Borrowing from the nickname for a federal earmark that would have built a multi-million dollar bridge for an Alaska town of 50 people, Newsweek's Mark Hosenball offers readers of the September 29 print magazine a look at "[Gov. Sarah] Palin's Pipeline to Nowhere."
Hosenball suggests that Palin's $500-million "principal achievement" as governor "might never be built after all." But while the headline evokes images of the "Bridge to Nowhere," this isn't a case of government waste as much as it is of the endless red tape of lawsuits.:
Approximately half of the proposed pipeline would run through Canada; native tribes who live along its route complain they haven't been consulted about it and are threatening to sue unless they are compensated. Representatives of the canadian tribes, known as First Nations, say Palin and other pipeline proponents are treating them with disrespect. The tribes' lawyers warn that the courts are on their side and say the Indians have the power to delay the pipeline for years-or even kill it entirely by filing endless lawsuits.

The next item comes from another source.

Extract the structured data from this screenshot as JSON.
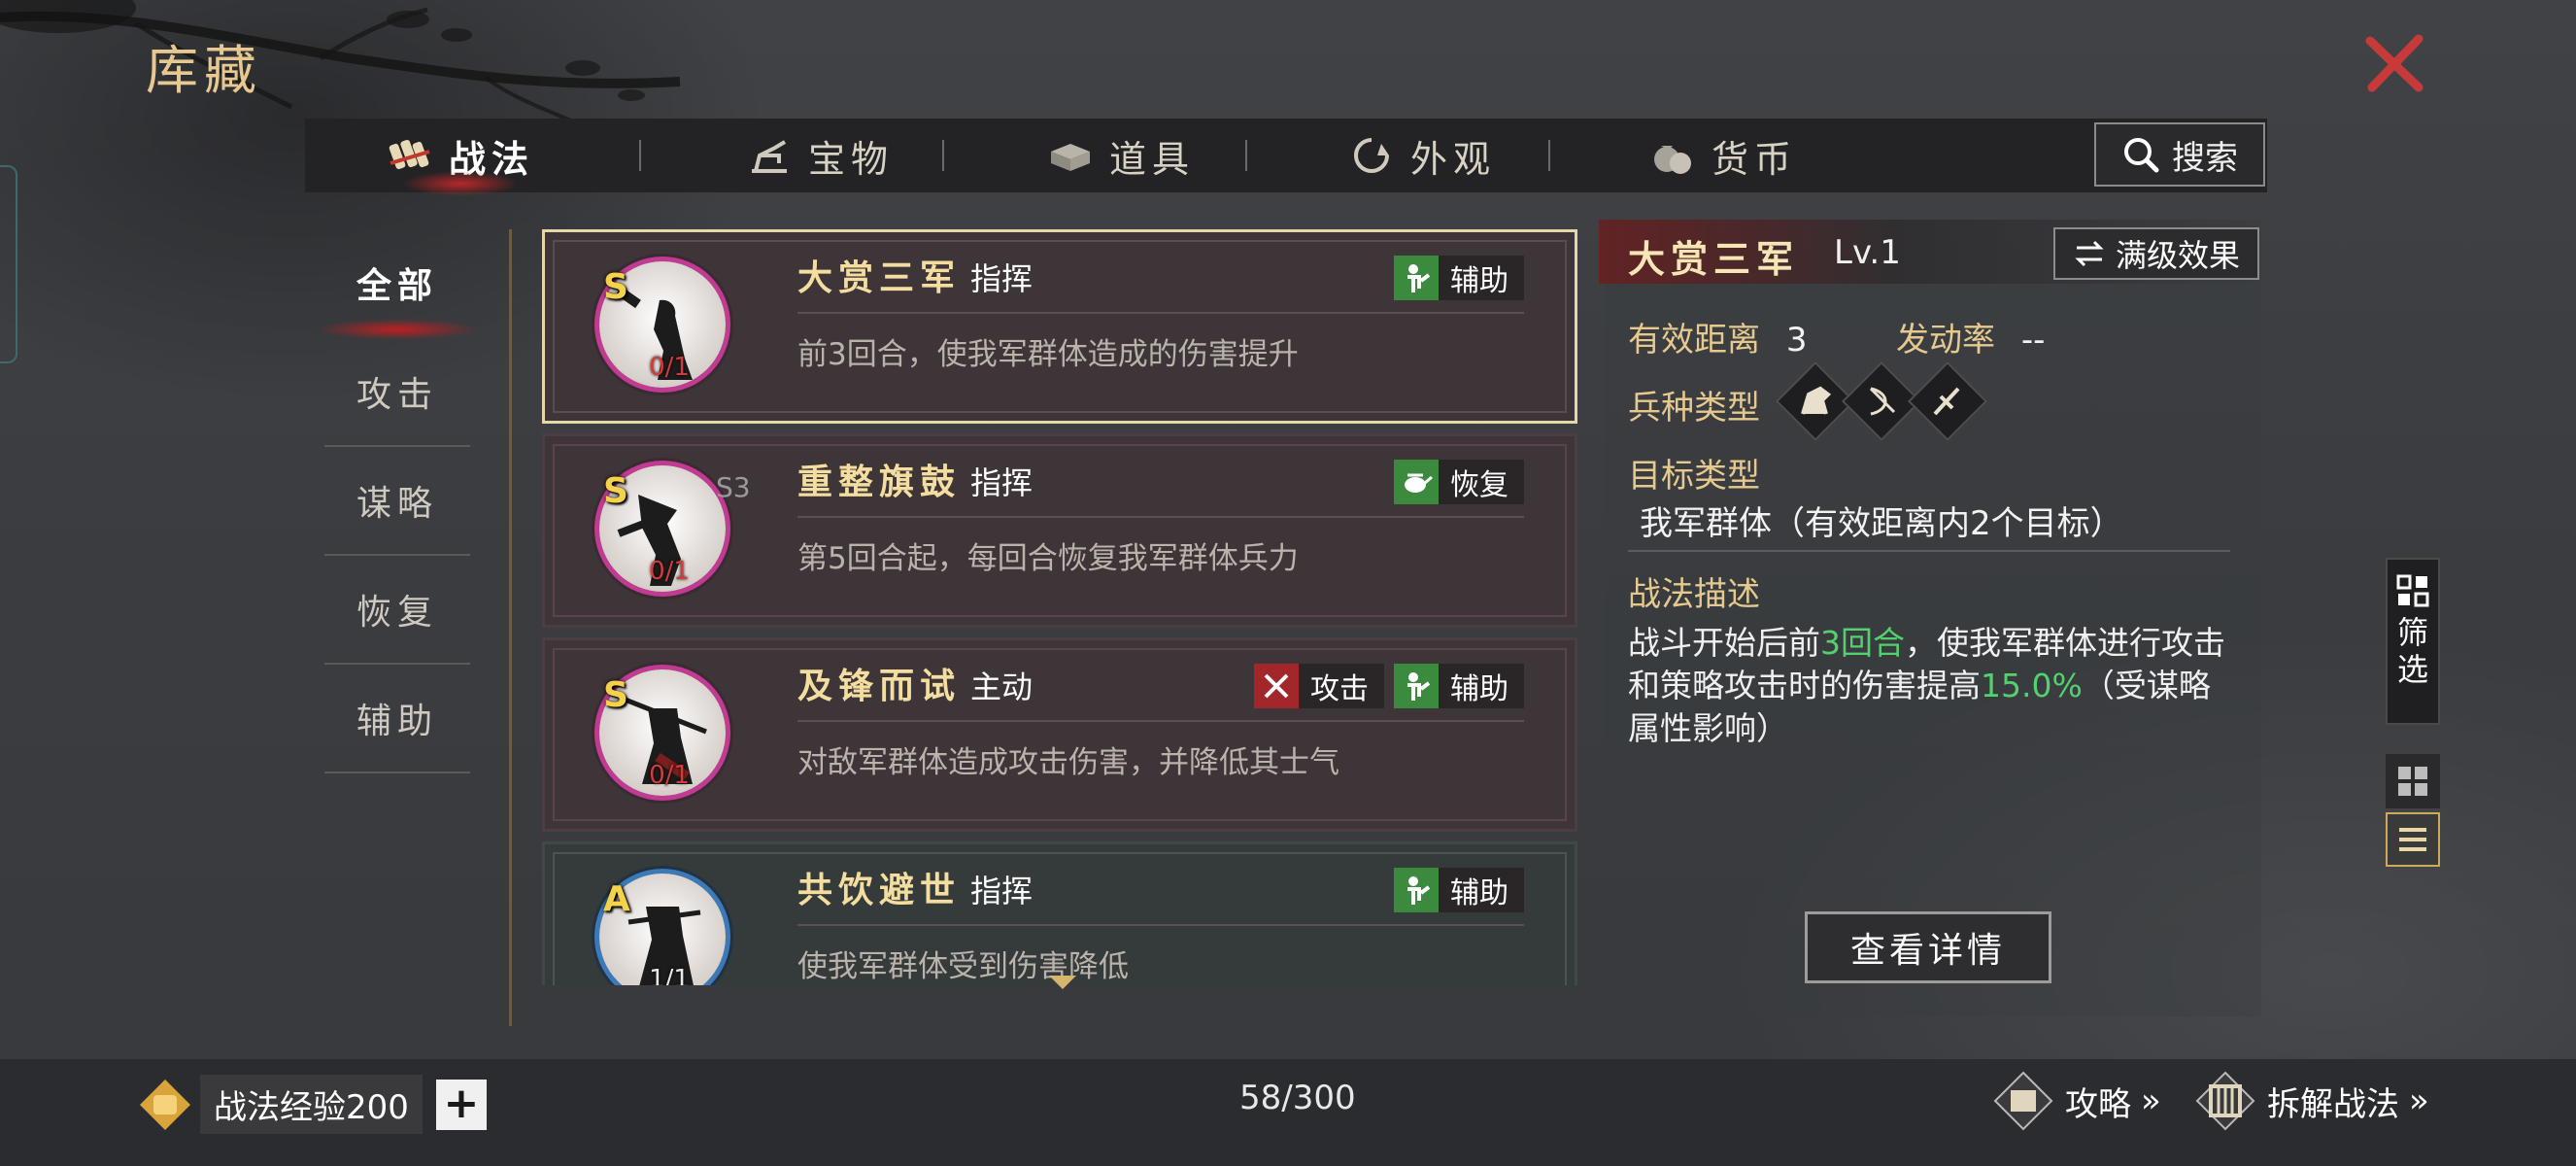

Beginning on September 15 and continuing through the 19th, "Good Morning America" has been touring America via train and finding economic misery and despair along the way. During the three special shows that have aired so far, which ABC has dubbed the "Whistle-Stop Tour '08," the program traveled to struggling towns in Massachusetts, Ohio and New York. On Monday, while talking with an elderly man who had lived through he Great Depression, co-host Diane Sawyer described him as someone who had survived "another time of economic crisis." (As a comparison, a quarter of the population was unemployed during the Great Depression. Unemployment today stands at just over six percent.)
On Tuesday, co-host Robin Roberts mentioned the people of Rome, New York and their "tough times." "...Some of them are feeling hard times," she added. On Wednesday, near Gustavus, Ohio, Roberts reported from a small town that "is not booming." While visiting the "suffering town" of Niagara New York on Tuesday, Sawyer talked to parents at a high school hockey game and lamented, "There were moms up in the bleachers, who say they have to look across the river [to Canada] too and wonder about American leadership."
When Andrea Mitchell says "all of us" thought a certain way, whom does she have in mind?
On her MSBNC show this afternoon, Mitchell stated that "all of us" originally thought John McCain had made a political mistake when he changed positions and came out of in favor of expanded oil drilling.
Mitchell was chatting with former Clinton press secretary Dee Dee Myers and Republican strategist Doug MacKinnon. The subject was the just-announced Dem energy plan, that claims to make some limited provision for expanded offshore drilling. Mitchell made no bones of the fact that the politics now favor the advocates of expanded drilling, and that Dems were caught off guard.